## Task to complete
In the listing below, find each line that holds "true" and list it.
= Beginning of Section =
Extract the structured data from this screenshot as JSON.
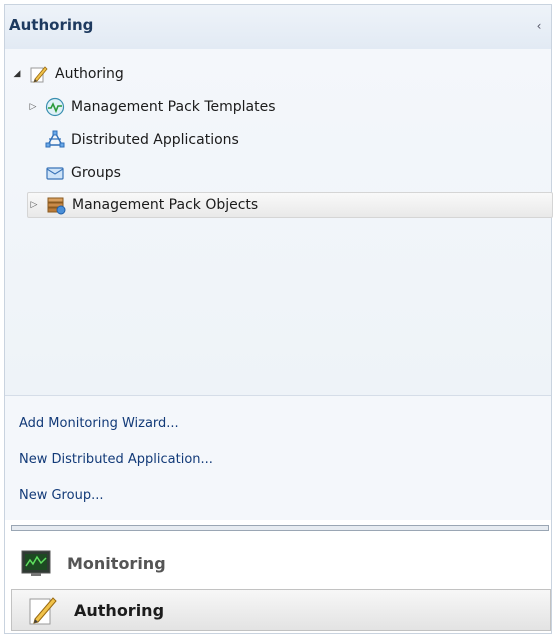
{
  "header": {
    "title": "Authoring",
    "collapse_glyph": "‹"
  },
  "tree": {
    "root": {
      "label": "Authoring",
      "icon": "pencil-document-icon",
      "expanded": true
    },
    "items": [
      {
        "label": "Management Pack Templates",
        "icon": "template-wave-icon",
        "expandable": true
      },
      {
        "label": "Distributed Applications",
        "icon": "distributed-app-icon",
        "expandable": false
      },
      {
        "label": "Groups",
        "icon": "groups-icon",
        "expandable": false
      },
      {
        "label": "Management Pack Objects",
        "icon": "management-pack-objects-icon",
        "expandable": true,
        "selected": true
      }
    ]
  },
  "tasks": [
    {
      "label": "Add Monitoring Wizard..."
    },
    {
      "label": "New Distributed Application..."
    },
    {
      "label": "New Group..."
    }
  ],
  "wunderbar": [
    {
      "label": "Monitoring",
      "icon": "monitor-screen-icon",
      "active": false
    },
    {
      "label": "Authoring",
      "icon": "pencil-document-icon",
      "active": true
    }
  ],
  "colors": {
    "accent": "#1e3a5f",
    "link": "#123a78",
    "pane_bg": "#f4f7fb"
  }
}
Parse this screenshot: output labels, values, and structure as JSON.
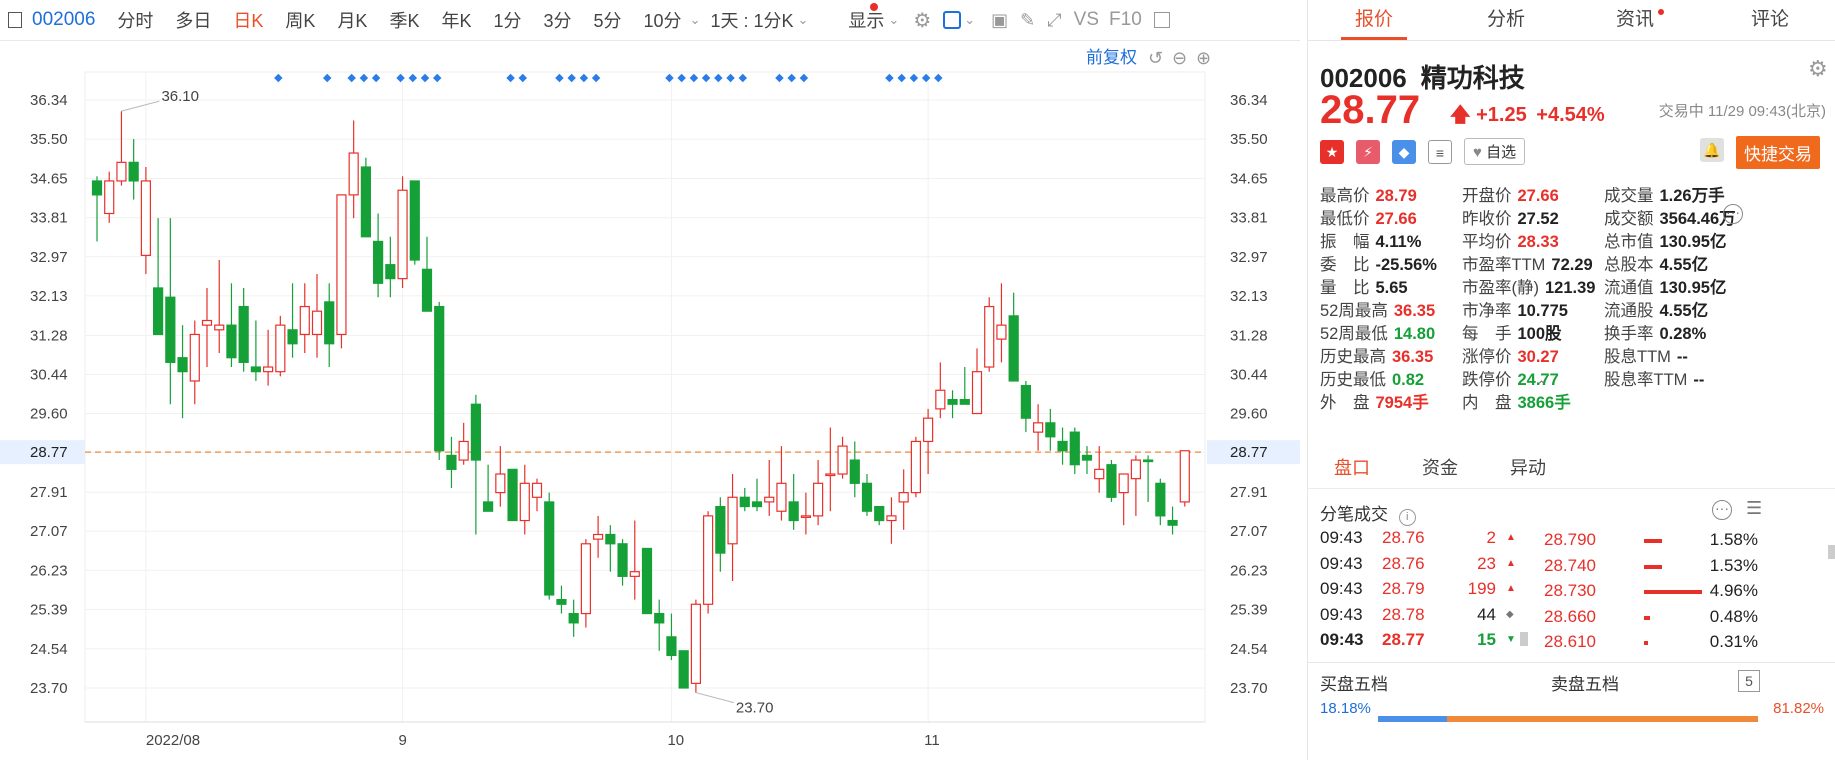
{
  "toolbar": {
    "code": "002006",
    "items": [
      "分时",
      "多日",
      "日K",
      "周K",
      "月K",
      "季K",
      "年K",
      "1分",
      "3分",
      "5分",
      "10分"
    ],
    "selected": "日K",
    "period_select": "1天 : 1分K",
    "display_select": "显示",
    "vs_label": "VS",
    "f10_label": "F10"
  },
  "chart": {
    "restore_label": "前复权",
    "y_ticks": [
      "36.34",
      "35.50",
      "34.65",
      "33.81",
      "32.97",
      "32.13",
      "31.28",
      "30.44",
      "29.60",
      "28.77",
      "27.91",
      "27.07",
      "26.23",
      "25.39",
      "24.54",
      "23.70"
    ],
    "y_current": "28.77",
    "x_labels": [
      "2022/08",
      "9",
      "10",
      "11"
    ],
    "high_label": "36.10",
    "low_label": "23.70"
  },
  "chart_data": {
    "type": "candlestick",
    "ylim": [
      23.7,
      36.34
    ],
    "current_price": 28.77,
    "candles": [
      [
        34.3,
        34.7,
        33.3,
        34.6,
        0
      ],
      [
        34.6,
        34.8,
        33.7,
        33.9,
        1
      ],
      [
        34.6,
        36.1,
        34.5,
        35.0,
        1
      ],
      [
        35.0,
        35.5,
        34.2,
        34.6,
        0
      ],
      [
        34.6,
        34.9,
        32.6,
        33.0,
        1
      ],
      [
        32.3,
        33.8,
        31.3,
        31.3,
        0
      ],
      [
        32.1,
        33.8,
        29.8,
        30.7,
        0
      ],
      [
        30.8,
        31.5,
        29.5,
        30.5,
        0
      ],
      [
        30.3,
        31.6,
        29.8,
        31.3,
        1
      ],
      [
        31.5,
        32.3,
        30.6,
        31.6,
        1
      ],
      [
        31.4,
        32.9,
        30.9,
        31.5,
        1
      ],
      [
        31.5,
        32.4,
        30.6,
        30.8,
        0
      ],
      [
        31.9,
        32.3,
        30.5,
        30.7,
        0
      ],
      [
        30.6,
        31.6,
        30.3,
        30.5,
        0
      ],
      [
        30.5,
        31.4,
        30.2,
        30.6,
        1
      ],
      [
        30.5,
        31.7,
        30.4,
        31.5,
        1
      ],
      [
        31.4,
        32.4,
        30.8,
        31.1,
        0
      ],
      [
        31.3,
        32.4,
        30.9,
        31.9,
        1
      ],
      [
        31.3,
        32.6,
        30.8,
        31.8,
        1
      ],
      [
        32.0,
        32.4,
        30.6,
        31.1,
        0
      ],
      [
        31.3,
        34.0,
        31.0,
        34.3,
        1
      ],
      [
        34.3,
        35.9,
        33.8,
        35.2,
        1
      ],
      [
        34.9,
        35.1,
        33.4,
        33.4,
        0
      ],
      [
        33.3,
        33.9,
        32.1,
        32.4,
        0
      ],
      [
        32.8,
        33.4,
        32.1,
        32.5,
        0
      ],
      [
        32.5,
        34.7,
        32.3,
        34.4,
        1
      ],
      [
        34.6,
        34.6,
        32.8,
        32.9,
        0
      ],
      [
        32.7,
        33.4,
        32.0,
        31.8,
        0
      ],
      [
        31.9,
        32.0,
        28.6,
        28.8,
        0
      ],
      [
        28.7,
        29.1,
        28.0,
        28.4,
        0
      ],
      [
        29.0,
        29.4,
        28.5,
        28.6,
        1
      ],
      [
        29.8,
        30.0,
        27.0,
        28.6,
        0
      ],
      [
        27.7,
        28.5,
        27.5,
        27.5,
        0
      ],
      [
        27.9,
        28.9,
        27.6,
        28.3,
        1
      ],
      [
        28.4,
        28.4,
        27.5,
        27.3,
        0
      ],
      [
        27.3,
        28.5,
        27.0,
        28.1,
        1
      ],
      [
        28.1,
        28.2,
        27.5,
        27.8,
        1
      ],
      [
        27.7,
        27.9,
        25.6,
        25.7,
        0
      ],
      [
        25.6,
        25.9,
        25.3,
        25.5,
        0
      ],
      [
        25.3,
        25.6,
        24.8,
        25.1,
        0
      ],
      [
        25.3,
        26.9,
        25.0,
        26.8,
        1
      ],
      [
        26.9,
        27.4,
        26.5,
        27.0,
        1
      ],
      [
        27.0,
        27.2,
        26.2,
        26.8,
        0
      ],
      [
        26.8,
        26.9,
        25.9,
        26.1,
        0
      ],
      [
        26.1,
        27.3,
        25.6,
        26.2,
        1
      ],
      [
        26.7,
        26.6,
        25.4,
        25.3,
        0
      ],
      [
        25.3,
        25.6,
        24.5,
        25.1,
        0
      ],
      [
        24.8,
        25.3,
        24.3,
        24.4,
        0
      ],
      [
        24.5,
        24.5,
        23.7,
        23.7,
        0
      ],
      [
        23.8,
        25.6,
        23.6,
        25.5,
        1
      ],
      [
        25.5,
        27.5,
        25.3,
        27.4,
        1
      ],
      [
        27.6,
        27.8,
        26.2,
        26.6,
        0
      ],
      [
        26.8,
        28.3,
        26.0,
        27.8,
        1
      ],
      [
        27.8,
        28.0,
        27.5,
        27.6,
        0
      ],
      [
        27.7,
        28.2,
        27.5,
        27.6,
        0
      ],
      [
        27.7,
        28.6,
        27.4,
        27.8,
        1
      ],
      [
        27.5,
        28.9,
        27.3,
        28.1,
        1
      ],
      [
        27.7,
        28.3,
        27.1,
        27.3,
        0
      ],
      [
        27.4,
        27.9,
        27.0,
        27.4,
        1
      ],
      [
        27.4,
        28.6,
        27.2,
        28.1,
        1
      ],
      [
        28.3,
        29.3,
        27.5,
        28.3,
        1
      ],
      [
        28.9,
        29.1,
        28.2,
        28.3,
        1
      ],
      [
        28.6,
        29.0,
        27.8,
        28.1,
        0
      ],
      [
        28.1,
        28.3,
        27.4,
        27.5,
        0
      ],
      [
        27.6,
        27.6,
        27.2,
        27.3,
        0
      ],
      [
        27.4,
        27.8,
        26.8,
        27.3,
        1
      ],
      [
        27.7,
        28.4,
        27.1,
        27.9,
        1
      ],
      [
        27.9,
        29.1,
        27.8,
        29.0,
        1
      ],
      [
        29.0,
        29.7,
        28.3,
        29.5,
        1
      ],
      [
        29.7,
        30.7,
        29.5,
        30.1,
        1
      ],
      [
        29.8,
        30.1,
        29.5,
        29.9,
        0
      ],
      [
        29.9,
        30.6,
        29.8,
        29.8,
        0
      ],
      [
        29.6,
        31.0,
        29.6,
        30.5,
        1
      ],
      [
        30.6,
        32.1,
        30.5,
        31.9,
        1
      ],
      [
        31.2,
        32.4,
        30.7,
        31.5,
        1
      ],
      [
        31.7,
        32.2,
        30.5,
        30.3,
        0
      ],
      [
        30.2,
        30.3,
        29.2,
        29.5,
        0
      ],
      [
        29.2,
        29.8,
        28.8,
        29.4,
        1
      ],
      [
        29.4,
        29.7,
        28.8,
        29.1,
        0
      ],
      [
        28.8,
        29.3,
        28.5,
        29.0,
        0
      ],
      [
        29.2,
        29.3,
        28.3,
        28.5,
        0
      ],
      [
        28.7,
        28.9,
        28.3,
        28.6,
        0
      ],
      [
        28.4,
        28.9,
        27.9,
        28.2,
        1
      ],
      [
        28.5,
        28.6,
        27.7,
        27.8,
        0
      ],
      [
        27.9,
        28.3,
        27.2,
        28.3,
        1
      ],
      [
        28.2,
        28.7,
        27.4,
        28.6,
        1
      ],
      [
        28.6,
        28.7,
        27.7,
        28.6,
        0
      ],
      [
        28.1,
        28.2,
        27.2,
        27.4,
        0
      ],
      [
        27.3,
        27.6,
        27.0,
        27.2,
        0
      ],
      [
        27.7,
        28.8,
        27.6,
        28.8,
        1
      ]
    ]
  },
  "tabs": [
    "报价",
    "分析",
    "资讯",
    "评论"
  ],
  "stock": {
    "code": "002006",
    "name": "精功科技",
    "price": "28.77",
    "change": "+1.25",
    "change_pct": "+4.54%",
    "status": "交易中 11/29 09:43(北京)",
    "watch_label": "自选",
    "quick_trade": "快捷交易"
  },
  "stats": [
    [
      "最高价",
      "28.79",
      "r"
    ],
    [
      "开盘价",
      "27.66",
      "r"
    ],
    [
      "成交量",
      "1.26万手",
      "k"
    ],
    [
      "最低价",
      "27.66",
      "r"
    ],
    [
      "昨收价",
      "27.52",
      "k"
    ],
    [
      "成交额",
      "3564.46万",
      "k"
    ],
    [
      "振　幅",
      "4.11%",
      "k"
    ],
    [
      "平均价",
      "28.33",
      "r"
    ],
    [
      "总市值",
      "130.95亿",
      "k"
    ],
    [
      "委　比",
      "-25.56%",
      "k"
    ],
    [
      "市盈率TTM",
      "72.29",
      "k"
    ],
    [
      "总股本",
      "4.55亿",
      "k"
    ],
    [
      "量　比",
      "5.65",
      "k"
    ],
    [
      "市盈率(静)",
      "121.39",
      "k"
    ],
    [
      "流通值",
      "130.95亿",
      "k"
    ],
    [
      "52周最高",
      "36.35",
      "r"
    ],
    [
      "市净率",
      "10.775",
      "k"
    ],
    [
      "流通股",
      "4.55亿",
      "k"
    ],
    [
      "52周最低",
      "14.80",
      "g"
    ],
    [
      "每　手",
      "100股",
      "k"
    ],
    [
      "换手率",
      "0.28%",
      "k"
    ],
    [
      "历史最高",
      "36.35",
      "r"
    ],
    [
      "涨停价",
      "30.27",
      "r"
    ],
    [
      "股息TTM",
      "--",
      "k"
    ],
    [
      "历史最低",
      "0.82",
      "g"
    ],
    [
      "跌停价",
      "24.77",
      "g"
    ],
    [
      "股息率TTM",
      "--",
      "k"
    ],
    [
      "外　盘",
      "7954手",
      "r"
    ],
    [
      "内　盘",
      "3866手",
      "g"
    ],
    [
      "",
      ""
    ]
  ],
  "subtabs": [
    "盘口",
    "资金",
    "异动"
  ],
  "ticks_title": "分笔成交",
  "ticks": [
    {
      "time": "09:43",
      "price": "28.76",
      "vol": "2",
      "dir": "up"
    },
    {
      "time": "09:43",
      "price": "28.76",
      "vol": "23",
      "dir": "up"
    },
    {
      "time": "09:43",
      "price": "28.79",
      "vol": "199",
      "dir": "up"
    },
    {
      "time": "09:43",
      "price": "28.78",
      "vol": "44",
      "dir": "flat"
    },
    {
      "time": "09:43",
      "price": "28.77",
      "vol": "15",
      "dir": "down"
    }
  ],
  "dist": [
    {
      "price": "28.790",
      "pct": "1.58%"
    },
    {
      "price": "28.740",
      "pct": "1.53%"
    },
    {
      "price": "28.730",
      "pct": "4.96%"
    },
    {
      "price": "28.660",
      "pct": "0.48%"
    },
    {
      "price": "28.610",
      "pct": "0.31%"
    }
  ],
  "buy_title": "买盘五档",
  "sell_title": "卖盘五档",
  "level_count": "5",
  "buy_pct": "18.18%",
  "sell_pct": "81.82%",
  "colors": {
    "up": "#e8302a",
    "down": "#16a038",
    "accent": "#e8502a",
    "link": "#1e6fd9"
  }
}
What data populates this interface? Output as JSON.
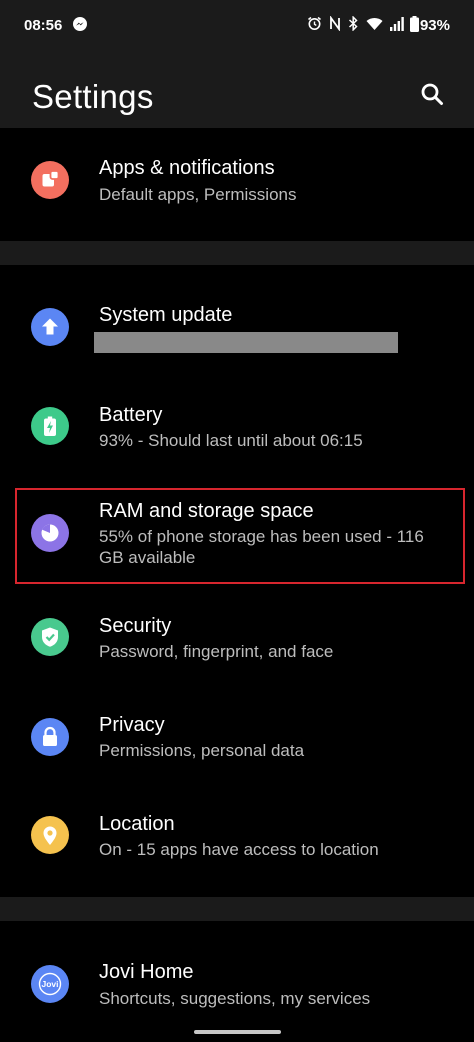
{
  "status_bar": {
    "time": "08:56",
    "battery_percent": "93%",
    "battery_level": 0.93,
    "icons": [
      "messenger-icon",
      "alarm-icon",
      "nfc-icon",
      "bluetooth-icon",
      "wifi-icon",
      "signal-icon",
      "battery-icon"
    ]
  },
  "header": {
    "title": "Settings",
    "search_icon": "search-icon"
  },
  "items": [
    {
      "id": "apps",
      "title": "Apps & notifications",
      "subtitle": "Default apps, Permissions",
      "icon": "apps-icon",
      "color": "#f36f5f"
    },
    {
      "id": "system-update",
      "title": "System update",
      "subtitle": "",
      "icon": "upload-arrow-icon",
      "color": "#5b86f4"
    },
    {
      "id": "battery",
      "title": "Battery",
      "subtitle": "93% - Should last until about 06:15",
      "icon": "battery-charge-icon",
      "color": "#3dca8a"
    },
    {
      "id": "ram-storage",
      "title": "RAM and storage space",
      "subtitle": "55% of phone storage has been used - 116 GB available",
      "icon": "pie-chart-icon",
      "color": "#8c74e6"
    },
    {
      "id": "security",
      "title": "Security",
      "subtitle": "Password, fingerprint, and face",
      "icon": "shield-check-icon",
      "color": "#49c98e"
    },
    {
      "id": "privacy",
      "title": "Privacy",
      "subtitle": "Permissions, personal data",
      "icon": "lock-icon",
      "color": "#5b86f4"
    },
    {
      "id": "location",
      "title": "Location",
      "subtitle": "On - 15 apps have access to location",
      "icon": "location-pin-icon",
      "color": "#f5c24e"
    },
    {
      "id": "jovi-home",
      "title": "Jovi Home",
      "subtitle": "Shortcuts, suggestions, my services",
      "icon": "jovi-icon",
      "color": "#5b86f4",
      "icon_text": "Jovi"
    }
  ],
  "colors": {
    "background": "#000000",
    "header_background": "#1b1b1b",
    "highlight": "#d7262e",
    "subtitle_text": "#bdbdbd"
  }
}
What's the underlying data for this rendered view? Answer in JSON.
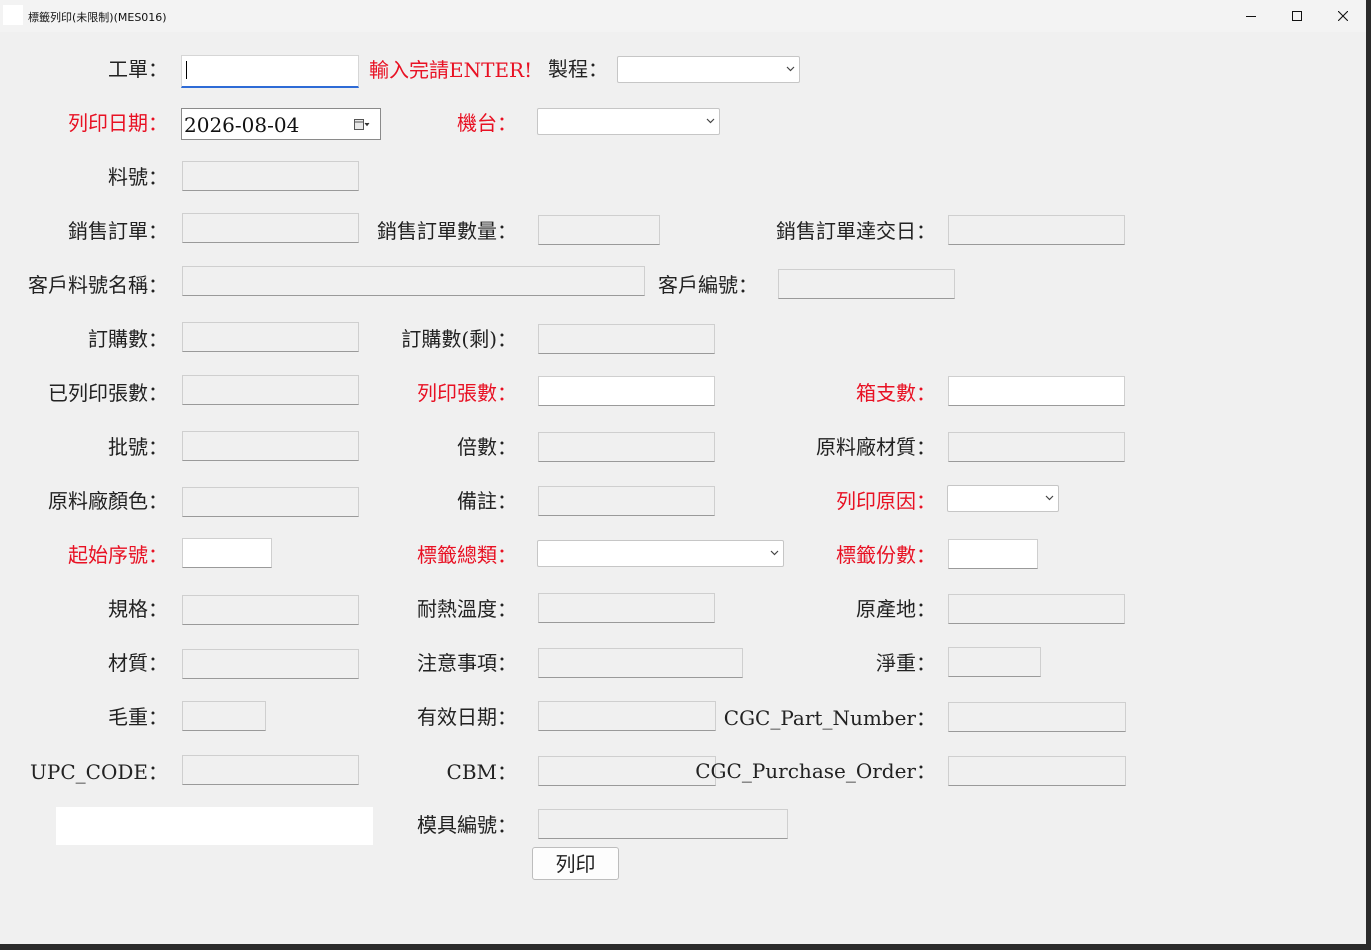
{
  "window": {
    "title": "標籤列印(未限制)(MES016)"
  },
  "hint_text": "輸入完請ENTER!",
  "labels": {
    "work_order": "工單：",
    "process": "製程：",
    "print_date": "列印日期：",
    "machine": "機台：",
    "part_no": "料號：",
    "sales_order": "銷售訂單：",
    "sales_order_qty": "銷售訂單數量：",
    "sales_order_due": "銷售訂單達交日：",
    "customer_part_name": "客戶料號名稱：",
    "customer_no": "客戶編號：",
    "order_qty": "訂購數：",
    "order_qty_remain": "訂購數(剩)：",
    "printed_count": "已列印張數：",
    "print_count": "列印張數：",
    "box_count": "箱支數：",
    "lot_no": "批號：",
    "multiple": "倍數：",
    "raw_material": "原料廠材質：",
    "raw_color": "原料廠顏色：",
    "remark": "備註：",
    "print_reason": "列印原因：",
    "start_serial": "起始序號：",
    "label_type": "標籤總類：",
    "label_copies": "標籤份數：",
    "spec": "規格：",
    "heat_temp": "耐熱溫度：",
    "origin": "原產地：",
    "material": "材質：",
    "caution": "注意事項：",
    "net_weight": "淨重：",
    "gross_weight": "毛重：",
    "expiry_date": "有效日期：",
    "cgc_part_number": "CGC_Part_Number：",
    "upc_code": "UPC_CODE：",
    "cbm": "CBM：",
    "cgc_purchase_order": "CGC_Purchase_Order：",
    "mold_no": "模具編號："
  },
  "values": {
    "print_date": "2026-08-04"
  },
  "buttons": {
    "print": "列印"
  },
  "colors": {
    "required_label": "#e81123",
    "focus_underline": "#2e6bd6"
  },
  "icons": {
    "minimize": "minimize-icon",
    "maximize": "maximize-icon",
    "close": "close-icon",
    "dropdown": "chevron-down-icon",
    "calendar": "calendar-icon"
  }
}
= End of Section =
## Task response
      "expanded": true
        "expandable": true
        "expandable": true,
        "selected": true
      "active": true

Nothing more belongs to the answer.